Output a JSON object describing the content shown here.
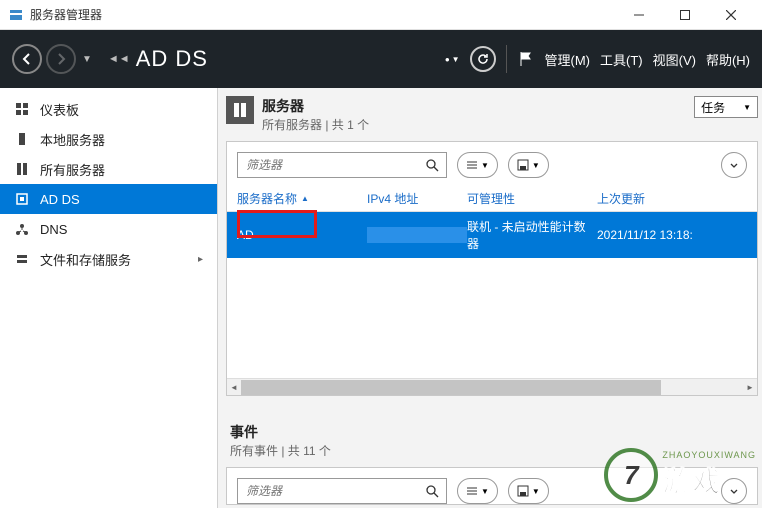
{
  "window": {
    "title": "服务器管理器"
  },
  "breadcrumb": {
    "current": "AD DS"
  },
  "nav_menu": {
    "manage": "管理(M)",
    "tools": "工具(T)",
    "view": "视图(V)",
    "help": "帮助(H)"
  },
  "sidebar": {
    "items": [
      {
        "icon": "dashboard-icon",
        "label": "仪表板"
      },
      {
        "icon": "server-icon",
        "label": "本地服务器"
      },
      {
        "icon": "servers-icon",
        "label": "所有服务器"
      },
      {
        "icon": "adds-icon",
        "label": "AD DS"
      },
      {
        "icon": "dns-icon",
        "label": "DNS"
      },
      {
        "icon": "storage-icon",
        "label": "文件和存储服务",
        "expandable": true
      }
    ],
    "active_index": 3
  },
  "servers_section": {
    "title": "服务器",
    "subtitle": "所有服务器 | 共 1 个",
    "task_label": "任务",
    "filter_placeholder": "筛选器",
    "columns": {
      "name": "服务器名称",
      "ipv4": "IPv4 地址",
      "manageability": "可管理性",
      "last_update": "上次更新"
    },
    "rows": [
      {
        "name": "AD",
        "ipv4": "",
        "manageability": "联机 - 未启动性能计数器",
        "last_update": "2021/11/12 13:18:"
      }
    ]
  },
  "events_section": {
    "title": "事件",
    "subtitle": "所有事件 | 共 11 个",
    "filter_placeholder": "筛选器"
  },
  "watermark": {
    "badge": "7",
    "text": "游戏",
    "domain": "ZHAOYOUXIWANG"
  }
}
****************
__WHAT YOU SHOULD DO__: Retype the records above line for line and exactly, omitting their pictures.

__ANSWER TO THIS EXERCISE__:
Output a JSON object describing the content shown here.
{
  "window": {
    "title": "服务器管理器"
  },
  "breadcrumb": {
    "current": "AD DS"
  },
  "nav_menu": {
    "manage": "管理(M)",
    "tools": "工具(T)",
    "view": "视图(V)",
    "help": "帮助(H)"
  },
  "sidebar": {
    "items": [
      {
        "icon": "dashboard-icon",
        "label": "仪表板"
      },
      {
        "icon": "server-icon",
        "label": "本地服务器"
      },
      {
        "icon": "servers-icon",
        "label": "所有服务器"
      },
      {
        "icon": "adds-icon",
        "label": "AD DS"
      },
      {
        "icon": "dns-icon",
        "label": "DNS"
      },
      {
        "icon": "storage-icon",
        "label": "文件和存储服务",
        "expandable": true
      }
    ],
    "active_index": 3
  },
  "servers_section": {
    "title": "服务器",
    "subtitle": "所有服务器 | 共 1 个",
    "task_label": "任务",
    "filter_placeholder": "筛选器",
    "columns": {
      "name": "服务器名称",
      "ipv4": "IPv4 地址",
      "manageability": "可管理性",
      "last_update": "上次更新"
    },
    "rows": [
      {
        "name": "AD",
        "ipv4": "",
        "manageability": "联机 - 未启动性能计数器",
        "last_update": "2021/11/12 13:18:"
      }
    ]
  },
  "events_section": {
    "title": "事件",
    "subtitle": "所有事件 | 共 11 个",
    "filter_placeholder": "筛选器"
  },
  "watermark": {
    "badge": "7",
    "text": "游戏",
    "domain": "ZHAOYOUXIWANG"
  }
}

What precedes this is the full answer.